Girls as young as three years of age are already worried about being fat and are emotionally invested in staying thin, a small study in the US has found.
In a study involving 55 children, California researchers have found that preschool-aged girls are already starting to embrace the concept of thin being ideal, LiveScience.com reported.
Researchers from Pepperdine University in Malibu looked at how strongly the girls idealised a slim body, by asking them to pair adjectives to pictures of three figures that were identical except in body type — thin, average and fat.
An average of 3.1 negative and 1.2 positive words — including "mean", "stupid", "ugly" and "no friends" — were used to describe the fat body type, while 1.2 negative and 2.7 positive words were used to describe the thin body.
The findings are cause for concern for parents and health professionals alike, with figures showing the pressure to be thin has been linked to eating disorders and depression, lead researcher Jennifer Harriger said, and having a negative view of larger people was no better.
"Weight-related teasing has also been linked to a variety of negative outcomes," Harriger said.
"Given that our society is currently dealing with an obesity epidemic, this is especially concerning."
Researchers also observed the girls playing games of Chutes and Ladders and Candy Land with the figurines modified into the three different body types.
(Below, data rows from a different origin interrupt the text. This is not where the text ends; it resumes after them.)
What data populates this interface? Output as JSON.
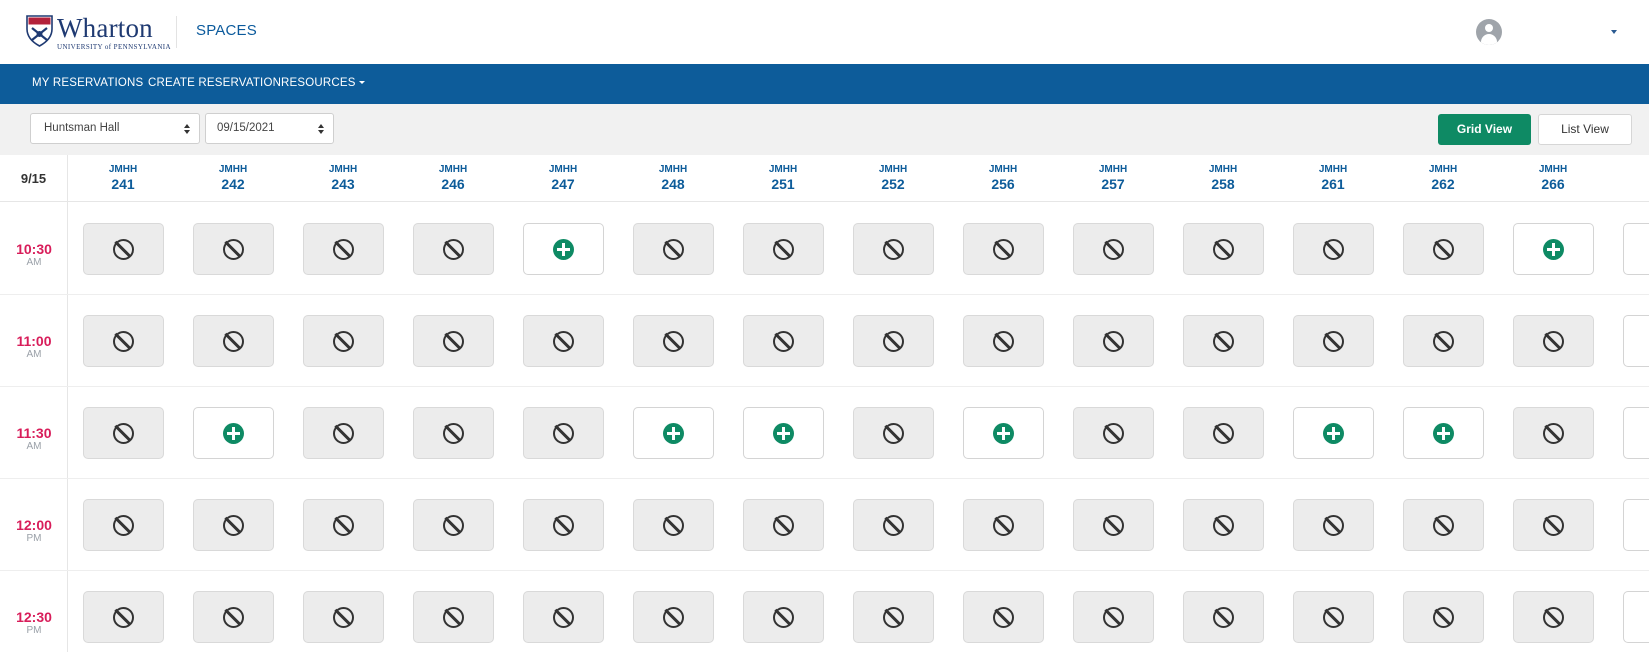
{
  "header": {
    "logo_word": "Wharton",
    "logo_sub": "UNIVERSITY of PENNSYLVANIA",
    "app_title": "SPACES",
    "user_icon": "user-avatar-icon",
    "user_menu_icon": "caret-down-icon"
  },
  "nav": {
    "items": [
      {
        "label": "MY RESERVATIONS"
      },
      {
        "label": "CREATE RESERVATION"
      },
      {
        "label": "RESOURCES",
        "has_dropdown": true
      }
    ]
  },
  "controls": {
    "building": "Huntsman Hall",
    "date": "09/15/2021",
    "grid_view_label": "Grid View",
    "list_view_label": "List View",
    "active_view": "Grid View"
  },
  "grid": {
    "date_label": "9/15",
    "rooms": [
      {
        "building": "JMHH",
        "number": "241"
      },
      {
        "building": "JMHH",
        "number": "242"
      },
      {
        "building": "JMHH",
        "number": "243"
      },
      {
        "building": "JMHH",
        "number": "246"
      },
      {
        "building": "JMHH",
        "number": "247"
      },
      {
        "building": "JMHH",
        "number": "248"
      },
      {
        "building": "JMHH",
        "number": "251"
      },
      {
        "building": "JMHH",
        "number": "252"
      },
      {
        "building": "JMHH",
        "number": "256"
      },
      {
        "building": "JMHH",
        "number": "257"
      },
      {
        "building": "JMHH",
        "number": "258"
      },
      {
        "building": "JMHH",
        "number": "261"
      },
      {
        "building": "JMHH",
        "number": "262"
      },
      {
        "building": "JMHH",
        "number": "266"
      }
    ],
    "times": [
      {
        "time": "10:30",
        "ampm": "AM",
        "availability": [
          false,
          false,
          false,
          false,
          true,
          false,
          false,
          false,
          false,
          false,
          false,
          false,
          false,
          true,
          true
        ]
      },
      {
        "time": "11:00",
        "ampm": "AM",
        "availability": [
          false,
          false,
          false,
          false,
          false,
          false,
          false,
          false,
          false,
          false,
          false,
          false,
          false,
          false,
          true
        ]
      },
      {
        "time": "11:30",
        "ampm": "AM",
        "availability": [
          false,
          true,
          false,
          false,
          false,
          true,
          true,
          false,
          true,
          false,
          false,
          true,
          true,
          false,
          true
        ]
      },
      {
        "time": "12:00",
        "ampm": "PM",
        "availability": [
          false,
          false,
          false,
          false,
          false,
          false,
          false,
          false,
          false,
          false,
          false,
          false,
          false,
          false,
          true
        ]
      },
      {
        "time": "12:30",
        "ampm": "PM",
        "availability": [
          false,
          false,
          false,
          false,
          false,
          false,
          false,
          false,
          false,
          false,
          false,
          false,
          false,
          false,
          true
        ]
      }
    ],
    "slot_icons": {
      "available": "plus-circle-icon",
      "unavailable": "ban-icon"
    },
    "colors": {
      "accent": "#0d5c9a",
      "available": "#0e8a64",
      "time": "#d81d5a"
    }
  }
}
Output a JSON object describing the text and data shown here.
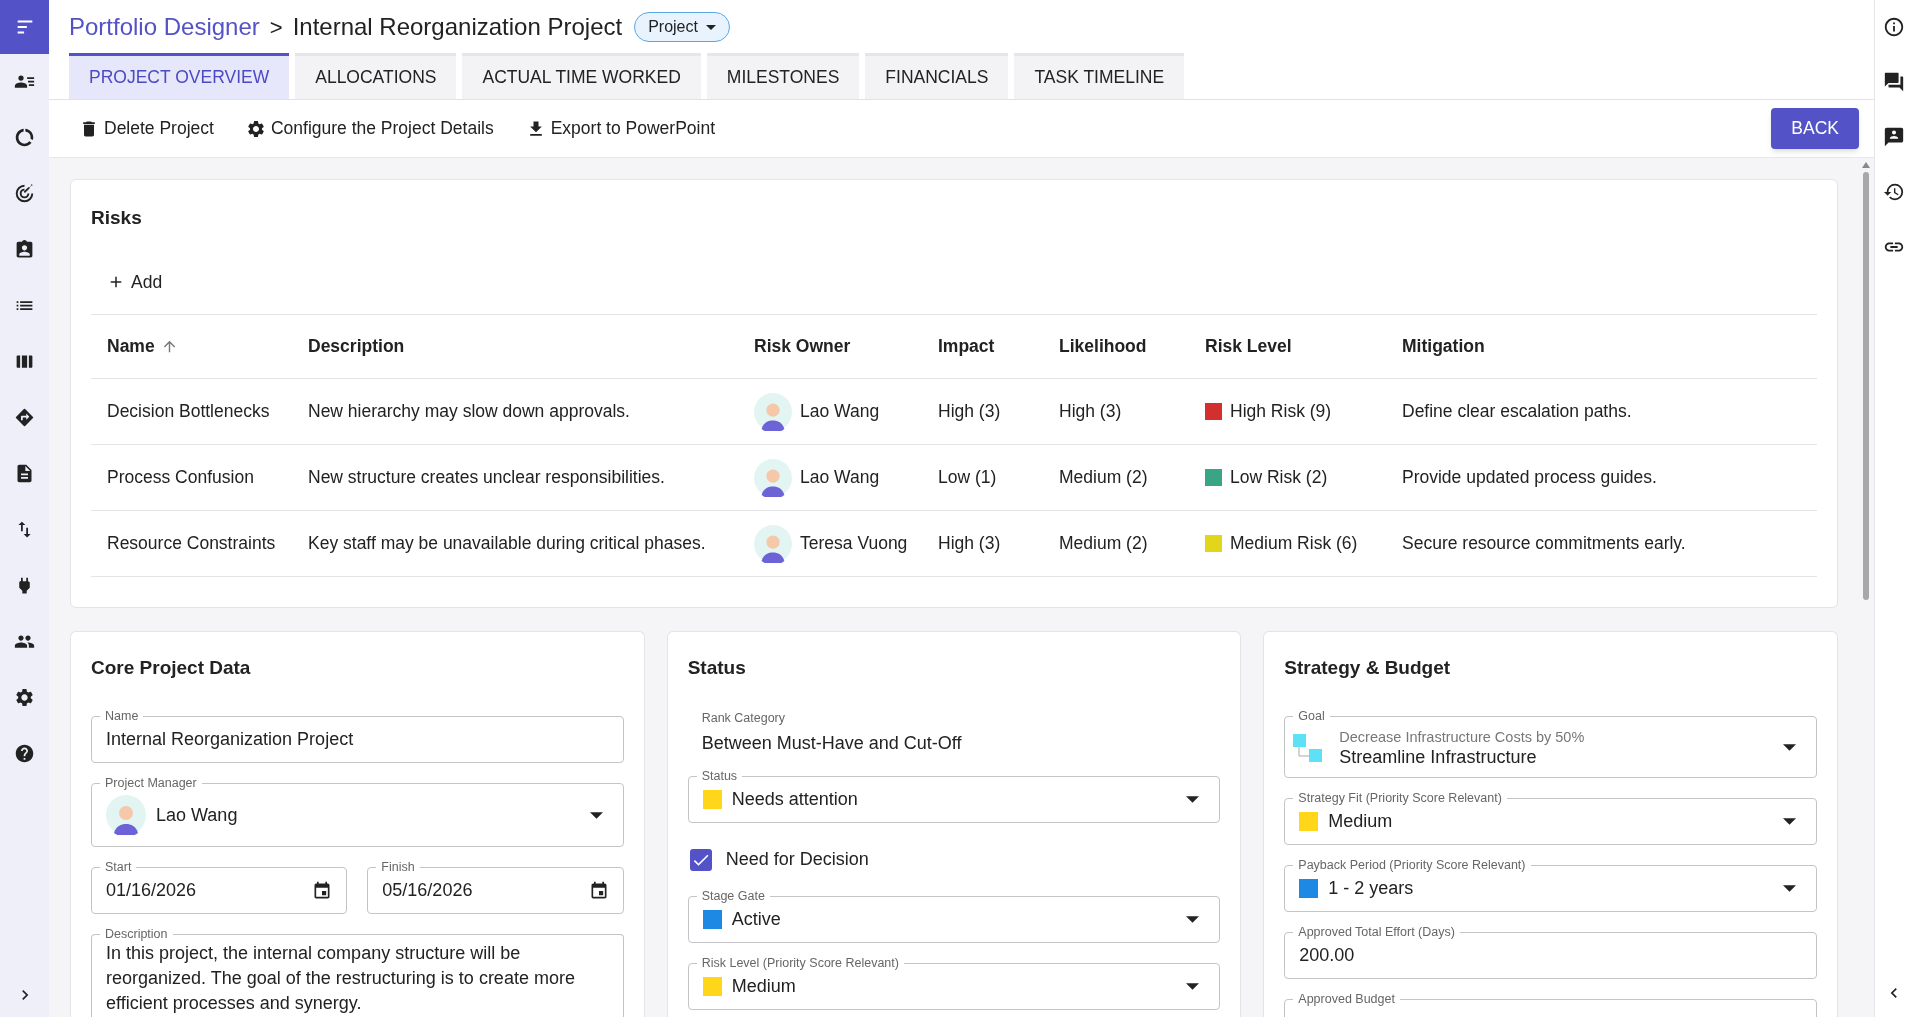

They observed that many of the girls did not want to play as the fat body type — to the extent that some of them even refused to touch the piece.
While studies of girls in this age group are limited, Harriger said the preliminary results of a replicated study in southern California showed similar results.
Harriger said she believed the next generation of women would be more concerned with body size than any previous generations.
"It is likely that body-size issues have increased in this population [over the past decade], because research suggests that they've increased in older children, adolescents and adults," Harriger said.
"Our society is obsessed with thinness and beauty."